One of the areas that Kaepernick struggled with as a sophomore last season was touch. He didn't seem to understand when to take something off the ball on intermediate routes. That caused an increase in drops from pass-catchers in San Francisco.
According to Matt Maiocco of CSN Bay Area, Kaepernick has improved a great deal in this aspect of his game.
Kaepernick has vastly improved the touch on his passes -- even since the end of last season...Kaepernick lofted a beautiful screen pass over outside linebacker Cam Johnson that dropped into LaMichael James' hands just a couple yards away along the right side. On the next play, he demonstrated a feathery touch on a pass to Frank Gore on the left side.
Sports Illustrated's Peter King, who visited 49ers camp in Santa Clara in late July, filed the following report about how Kaepernick might have even improved his on-field speed, which is a scary thought for defenses around the NFL this season.

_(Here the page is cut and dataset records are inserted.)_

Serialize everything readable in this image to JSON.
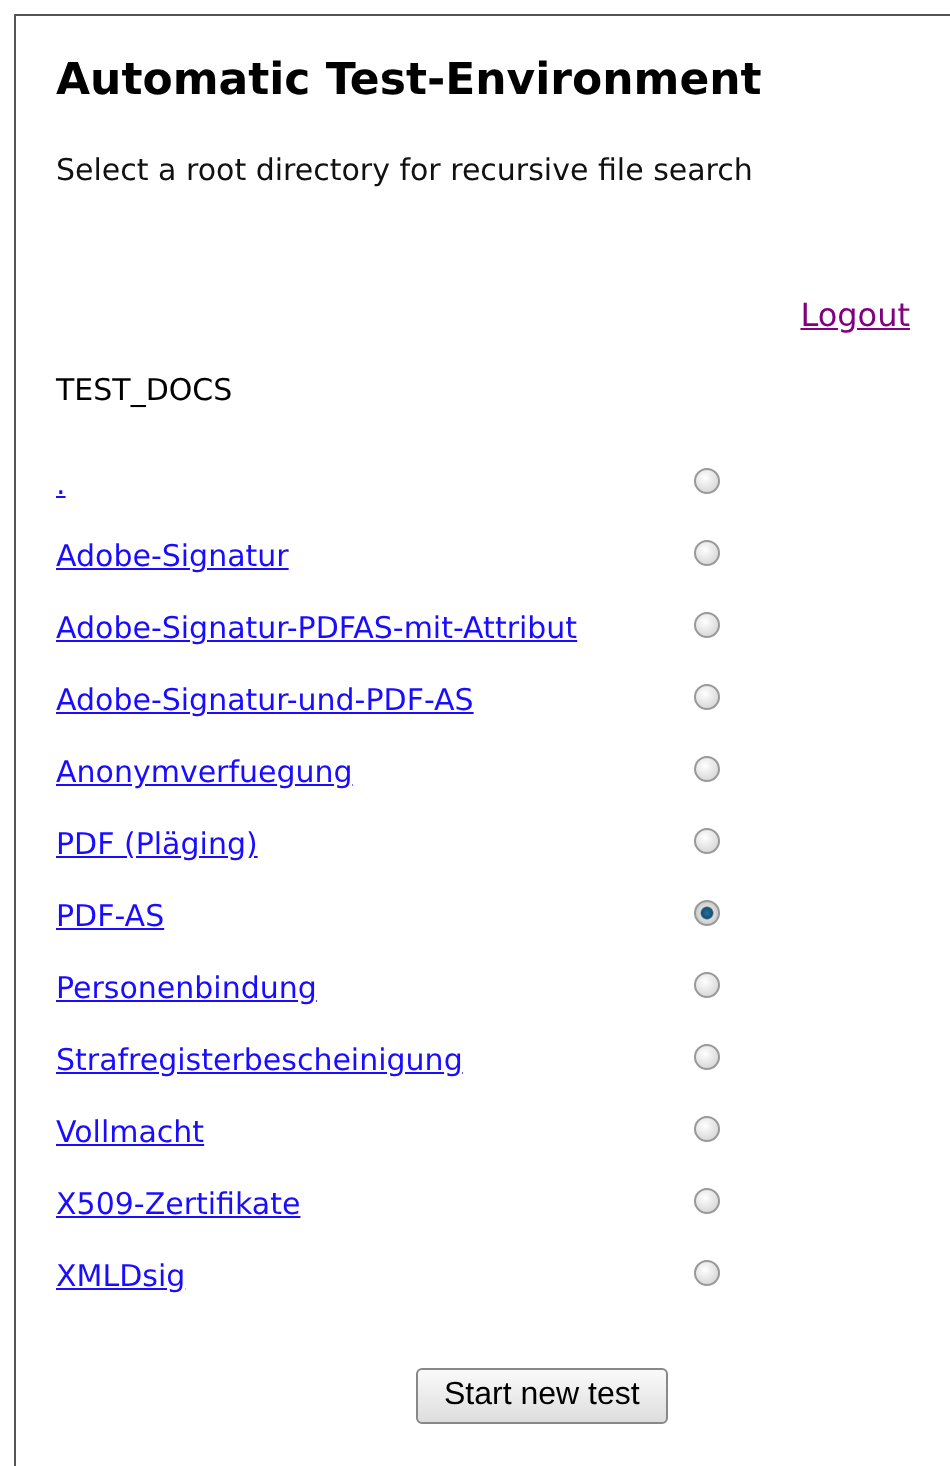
{
  "title": "Automatic Test-Environment",
  "subtitle": "Select a root directory for recursive file search",
  "logout": "Logout",
  "root": "TEST_DOCS",
  "directories": [
    {
      "label": ".",
      "selected": false
    },
    {
      "label": "Adobe-Signatur",
      "selected": false
    },
    {
      "label": "Adobe-Signatur-PDFAS-mit-Attribut",
      "selected": false
    },
    {
      "label": "Adobe-Signatur-und-PDF-AS",
      "selected": false
    },
    {
      "label": "Anonymverfuegung",
      "selected": false
    },
    {
      "label": "PDF (Pläging)",
      "selected": false
    },
    {
      "label": "PDF-AS",
      "selected": true
    },
    {
      "label": "Personenbindung",
      "selected": false
    },
    {
      "label": "Strafregisterbescheinigung",
      "selected": false
    },
    {
      "label": "Vollmacht",
      "selected": false
    },
    {
      "label": "X509-Zertifikate",
      "selected": false
    },
    {
      "label": "XMLDsig",
      "selected": false
    }
  ],
  "button": "Start new test"
}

I think it’s foreign to most of us that a player can significantly improve his speed, but Colin Kaepernick thinks he’s done just that this offseason. He trained in Atlanta with some speed technicians, including long-jumper Dwight Phillips.
Considering that Kaepernick already possesses the single-game NFL rushing record for a quarterback, any additional speed to burst through the line could make him an unstoppable commodity in the ground game.
As was evidenced by Kaepernick's performance against the Atlanta Falcons in the playoffs, he can stay in the pocket and beat teams with that rocket arm. Adding yet another dimension in terms of touch on the pass, as well as more speed on the ground, would quickly put him into the elite quarterback category.
As it is, Kaepernick still has only 10 NFL starts under his belt. We need to see a larger sample size during the regular season before anointing him the next great quarterback.